__WHAT IS NEEDED__. Please return all of the records that follow, exactly as written.

__LISTED RECORDS__.
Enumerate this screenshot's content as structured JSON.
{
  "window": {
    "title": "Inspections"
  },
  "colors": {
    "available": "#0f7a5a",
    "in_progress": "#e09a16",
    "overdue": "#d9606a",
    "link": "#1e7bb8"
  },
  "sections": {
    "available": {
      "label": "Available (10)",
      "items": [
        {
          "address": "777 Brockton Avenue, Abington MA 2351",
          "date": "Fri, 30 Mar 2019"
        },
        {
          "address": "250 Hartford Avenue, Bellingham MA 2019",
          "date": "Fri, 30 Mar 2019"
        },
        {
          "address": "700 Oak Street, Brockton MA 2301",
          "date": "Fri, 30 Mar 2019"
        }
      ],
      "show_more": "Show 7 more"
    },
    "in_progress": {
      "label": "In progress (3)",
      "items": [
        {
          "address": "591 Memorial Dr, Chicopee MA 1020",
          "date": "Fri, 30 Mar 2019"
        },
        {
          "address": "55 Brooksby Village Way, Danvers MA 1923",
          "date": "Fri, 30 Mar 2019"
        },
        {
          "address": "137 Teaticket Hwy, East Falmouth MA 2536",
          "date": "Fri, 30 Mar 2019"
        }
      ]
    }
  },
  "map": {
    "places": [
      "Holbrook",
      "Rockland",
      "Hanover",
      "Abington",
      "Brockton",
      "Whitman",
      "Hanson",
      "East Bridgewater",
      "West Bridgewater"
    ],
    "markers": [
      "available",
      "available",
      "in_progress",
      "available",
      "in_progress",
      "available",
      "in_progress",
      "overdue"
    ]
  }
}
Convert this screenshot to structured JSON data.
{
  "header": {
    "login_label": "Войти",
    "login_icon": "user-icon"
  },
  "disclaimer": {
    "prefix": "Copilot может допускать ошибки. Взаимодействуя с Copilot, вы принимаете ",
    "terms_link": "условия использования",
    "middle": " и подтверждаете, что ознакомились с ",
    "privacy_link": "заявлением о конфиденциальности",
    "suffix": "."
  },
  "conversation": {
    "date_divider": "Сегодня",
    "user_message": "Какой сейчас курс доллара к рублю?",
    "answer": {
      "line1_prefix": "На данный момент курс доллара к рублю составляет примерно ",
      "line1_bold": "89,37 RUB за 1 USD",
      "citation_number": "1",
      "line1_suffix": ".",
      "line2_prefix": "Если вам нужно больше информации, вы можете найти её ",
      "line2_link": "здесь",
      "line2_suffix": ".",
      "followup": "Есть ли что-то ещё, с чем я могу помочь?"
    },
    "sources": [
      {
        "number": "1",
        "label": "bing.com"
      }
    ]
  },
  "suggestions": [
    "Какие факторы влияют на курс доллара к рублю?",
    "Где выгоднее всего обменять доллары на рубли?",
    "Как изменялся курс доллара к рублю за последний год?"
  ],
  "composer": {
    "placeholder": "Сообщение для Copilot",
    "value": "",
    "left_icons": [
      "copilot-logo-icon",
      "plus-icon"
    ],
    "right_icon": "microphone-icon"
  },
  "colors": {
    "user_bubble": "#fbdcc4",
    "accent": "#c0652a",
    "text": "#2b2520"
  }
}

__FINISHED EXERCISE__.
Enumerate this screenshot's content as structured JSON.
{
  "window": {
    "title": "Inspections"
  },
  "colors": {
    "available": "#0f7a5a",
    "in_progress": "#e09a16",
    "overdue": "#d9606a",
    "link": "#1e7bb8"
  },
  "sections": {
    "available": {
      "label": "Available (10)",
      "items": [
        {
          "address": "777 Brockton Avenue, Abington MA 2351",
          "date": "Fri, 30 Mar 2019"
        },
        {
          "address": "250 Hartford Avenue, Bellingham MA 2019",
          "date": "Fri, 30 Mar 2019"
        },
        {
          "address": "700 Oak Street, Brockton MA 2301",
          "date": "Fri, 30 Mar 2019"
        }
      ],
      "show_more": "Show 7 more"
    },
    "in_progress": {
      "label": "In progress (3)",
      "items": [
        {
          "address": "591 Memorial Dr, Chicopee MA 1020",
          "date": "Fri, 30 Mar 2019"
        },
        {
          "address": "55 Brooksby Village Way, Danvers MA 1923",
          "date": "Fri, 30 Mar 2019"
        },
        {
          "address": "137 Teaticket Hwy, East Falmouth MA 2536",
          "date": "Fri, 30 Mar 2019"
        }
      ]
    }
  },
  "map": {
    "places": [
      "Holbrook",
      "Rockland",
      "Hanover",
      "Abington",
      "Brockton",
      "Whitman",
      "Hanson",
      "East Bridgewater",
      "West Bridgewater"
    ],
    "markers": [
      "available",
      "available",
      "in_progress",
      "available",
      "in_progress",
      "available",
      "in_progress",
      "overdue"
    ]
  }
}
Convert this screenshot to structured JSON data.
{
  "header": {
    "login_label": "Войти",
    "login_icon": "user-icon"
  },
  "disclaimer": {
    "prefix": "Copilot может допускать ошибки. Взаимодействуя с Copilot, вы принимаете ",
    "terms_link": "условия использования",
    "middle": " и подтверждаете, что ознакомились с ",
    "privacy_link": "заявлением о конфиденциальности",
    "suffix": "."
  },
  "conversation": {
    "date_divider": "Сегодня",
    "user_message": "Какой сейчас курс доллара к рублю?",
    "answer": {
      "line1_prefix": "На данный момент курс доллара к рублю составляет примерно ",
      "line1_bold": "89,37 RUB за 1 USD",
      "citation_number": "1",
      "line1_suffix": ".",
      "line2_prefix": "Если вам нужно больше информации, вы можете найти её ",
      "line2_link": "здесь",
      "line2_suffix": ".",
      "followup": "Есть ли что-то ещё, с чем я могу помочь?"
    },
    "sources": [
      {
        "number": "1",
        "label": "bing.com"
      }
    ]
  },
  "suggestions": [
    "Какие факторы влияют на курс доллара к рублю?",
    "Где выгоднее всего обменять доллары на рубли?",
    "Как изменялся курс доллара к рублю за последний год?"
  ],
  "composer": {
    "placeholder": "Сообщение для Copilot",
    "value": "",
    "left_icons": [
      "copilot-logo-icon",
      "plus-icon"
    ],
    "right_icon": "microphone-icon"
  },
  "colors": {
    "user_bubble": "#fbdcc4",
    "accent": "#c0652a",
    "text": "#2b2520"
  }
}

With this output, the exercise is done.